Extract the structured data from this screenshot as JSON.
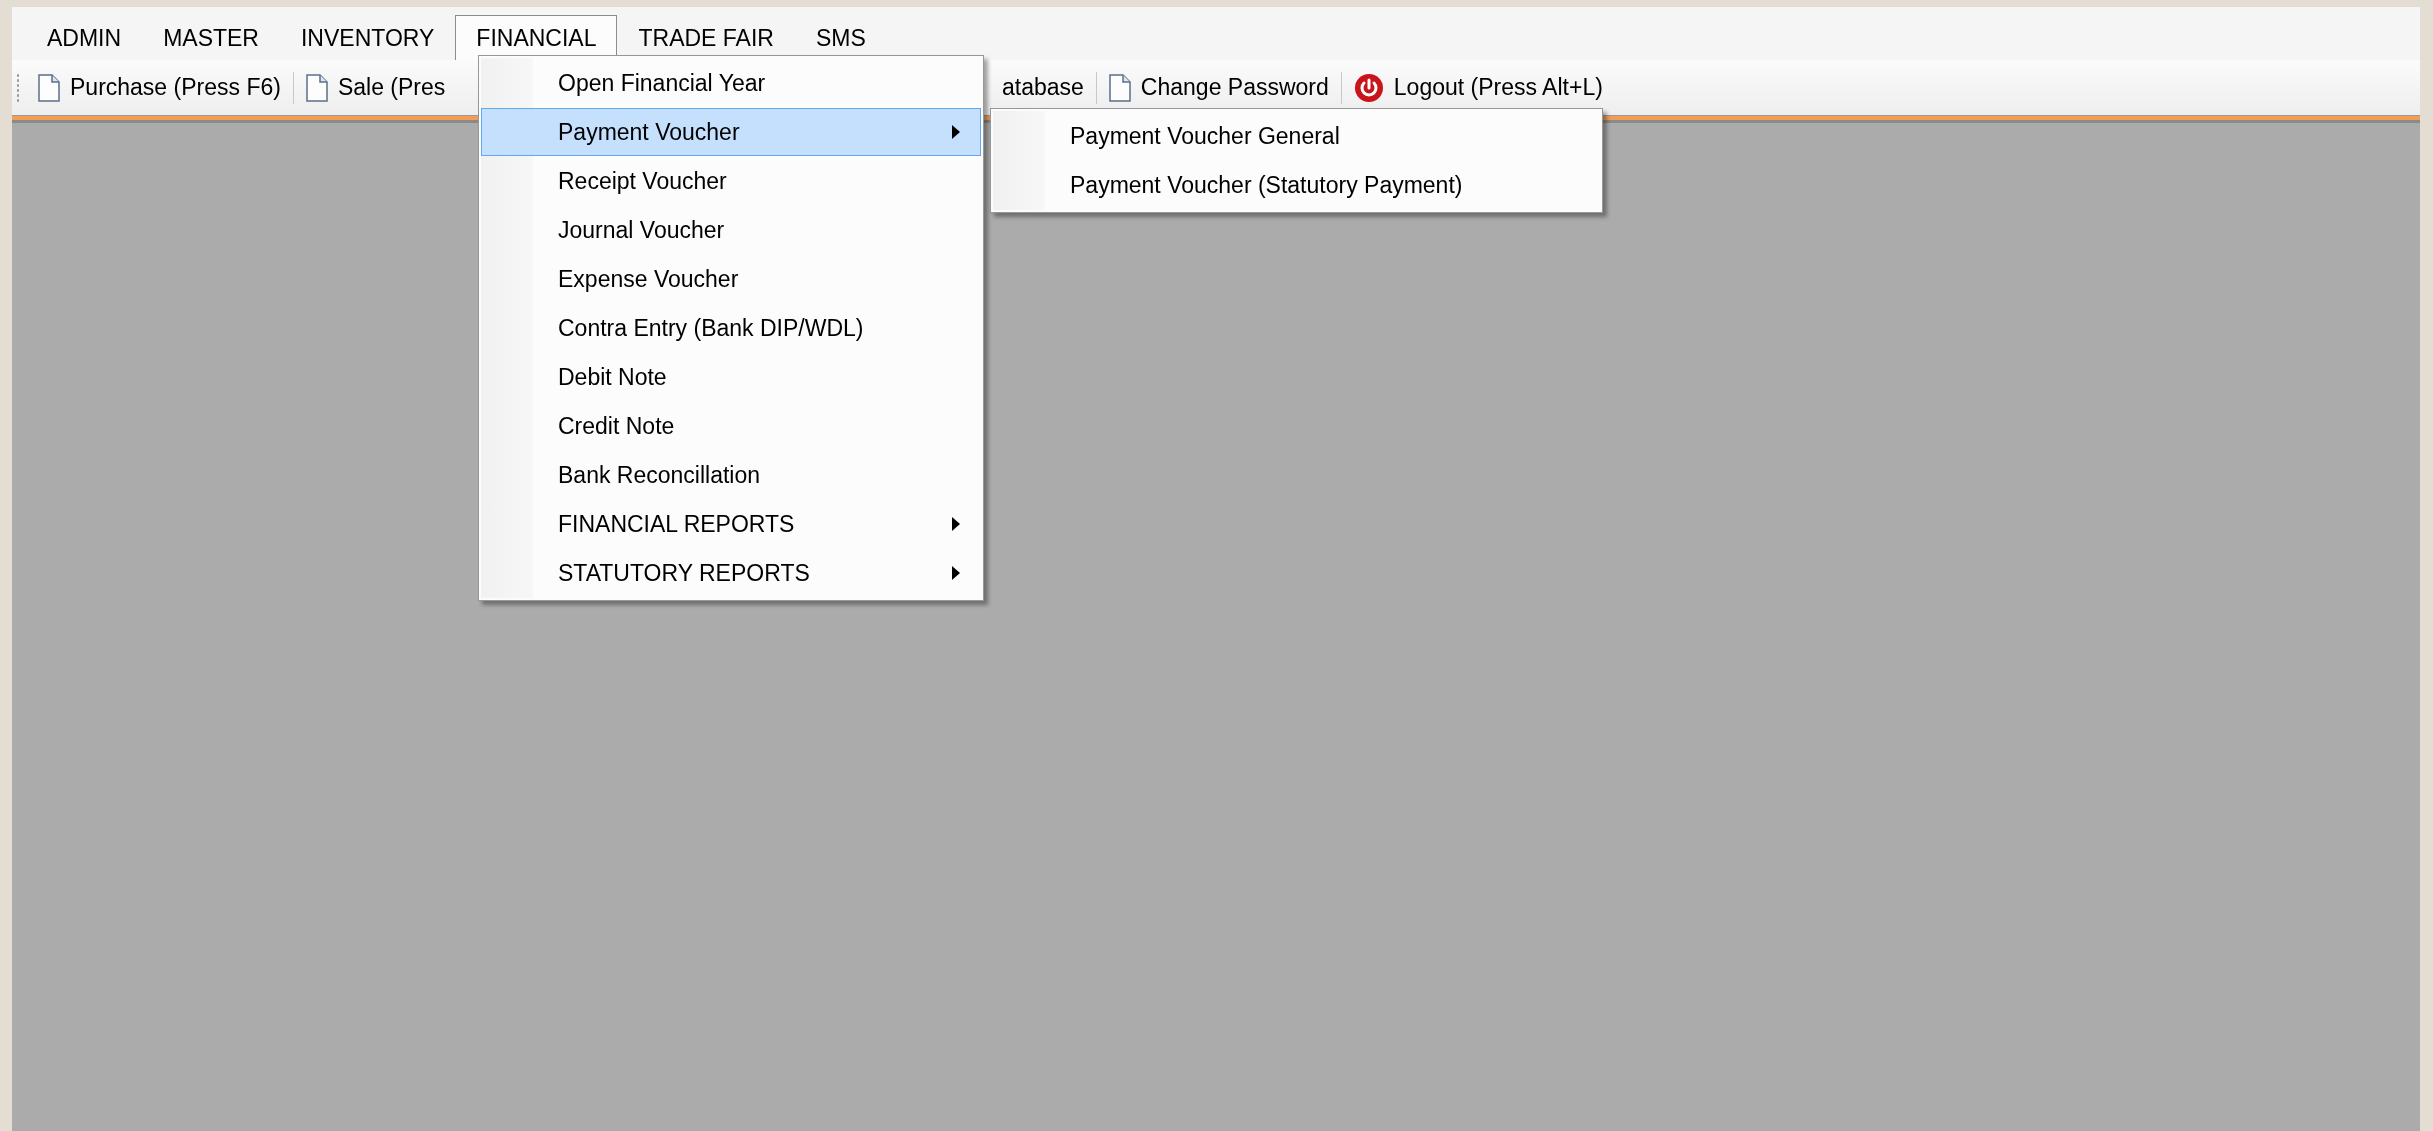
{
  "menu_bar": [
    {
      "label": "ADMIN",
      "selected": false
    },
    {
      "label": "MASTER",
      "selected": false
    },
    {
      "label": "INVENTORY",
      "selected": false
    },
    {
      "label": "FINANCIAL",
      "selected": true
    },
    {
      "label": "TRADE FAIR",
      "selected": false
    },
    {
      "label": "SMS",
      "selected": false
    }
  ],
  "toolbar_left": [
    {
      "label": "Purchase (Press F6)",
      "kind": "document"
    },
    {
      "label": "Sale (Pres",
      "kind": "document"
    }
  ],
  "toolbar_right": [
    {
      "label": "atabase",
      "kind": "plain"
    },
    {
      "label": "Change Password",
      "kind": "document"
    },
    {
      "label": "Logout (Press Alt+L)",
      "kind": "power"
    }
  ],
  "dropdown": [
    {
      "label": "Open Financial Year",
      "selected": false,
      "has_submenu": false
    },
    {
      "label": "Payment Voucher",
      "selected": true,
      "has_submenu": true
    },
    {
      "label": "Receipt Voucher",
      "selected": false,
      "has_submenu": false
    },
    {
      "label": "Journal Voucher",
      "selected": false,
      "has_submenu": false
    },
    {
      "label": "Expense Voucher",
      "selected": false,
      "has_submenu": false
    },
    {
      "label": "Contra Entry (Bank DIP/WDL)",
      "selected": false,
      "has_submenu": false
    },
    {
      "label": "Debit Note",
      "selected": false,
      "has_submenu": false
    },
    {
      "label": "Credit Note",
      "selected": false,
      "has_submenu": false
    },
    {
      "label": "Bank Reconcillation",
      "selected": false,
      "has_submenu": false
    },
    {
      "label": "FINANCIAL REPORTS",
      "selected": false,
      "has_submenu": true
    },
    {
      "label": "STATUTORY REPORTS",
      "selected": false,
      "has_submenu": true
    }
  ],
  "submenu": [
    {
      "label": "Payment Voucher General",
      "selected": false,
      "has_submenu": false
    },
    {
      "label": "Payment Voucher (Statutory Payment)",
      "selected": false,
      "has_submenu": false
    }
  ]
}
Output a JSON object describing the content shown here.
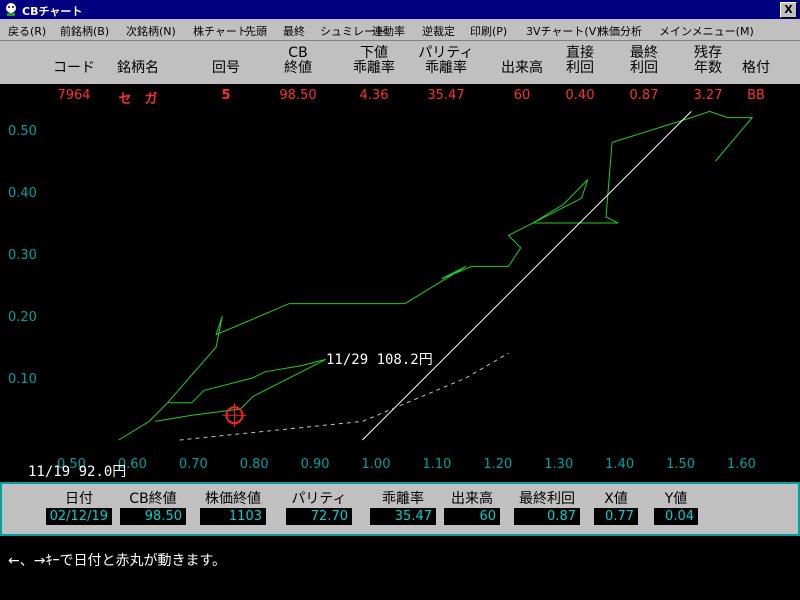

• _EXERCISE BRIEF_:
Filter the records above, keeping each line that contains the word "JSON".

• _YOUR RESPONSE_:
Extract the structured data from this screenshot as JSON.
Output a JSON object describing the content shown here.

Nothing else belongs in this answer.